Based on this premise, we have created a brand-new class taking advantage of Burp Suite - the de-facto standard for web application security. In just eight hours, we show you how to use Burp Suite’s extension capabilities and unleash the power of the tool to improve efficiency and effectiveness during security audits.

After a quick intro to Burp and its extension APIs, we work on setting up an optimal development environment enabling fast coding and debugging. While we develop our code using Oracle’s Netbeans, we also provide templates for IntelliJ IDEA and Eclipse.

We will create many different types of plugins:

  • Extension #1: A custom logger to provide persistency and data export functionalities
  • Extension #2: A simple (and yet useful) replay tool
  • Extension #3: Active check for Burp’s scanning engine
  • Extension #4: Passive check for Burp’s scanning engine

Finally, we leverage our extensions to build a security automation toolchain integrated in a CI environment (Jenkins). This workshop is based on real-life use cases where the combination of custom checks and automation can help uncovering nasty security vulnerabilities.

All templates and code-complete Burp Suite extensions will be available for free on Doyensec’s Github.
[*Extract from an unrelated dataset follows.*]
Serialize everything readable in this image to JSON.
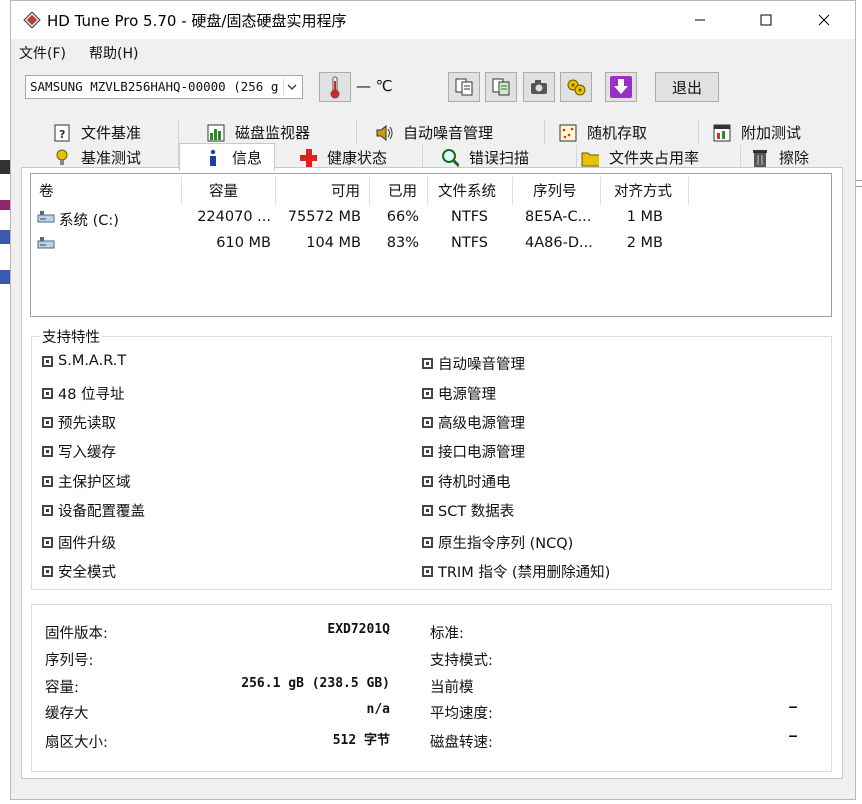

If you are curious, we’ve already uploaded the first three modules.


The training is suitable for both web application security specialists and developers. Attendees are expected to have rudimental understanding of Burp Suite as well as basic object-oriented programming experience (Burp extensions will be developed in Java).


Attendees should bring their own laptop with the latest Java as well as their favourite IDE installed.

Upcoming dates

Location Date Notes
March 21, 2017 Delivered during Troopers 2017 security conference. There are still seats available. Book it today and get Burp swag during the training!
June 5, 2017 Come for WarCon invite-only conference, stay for the training!
For registration, please contact with subject line "Burp Training Post-WarCon".

Private training

This training is delivered worldwide (English language) during both public and private events. Considering that the class is hands-on, we are able to accept up to 15 attendees. Video recording available on request.

Feel free to contact us at for scheduling your class!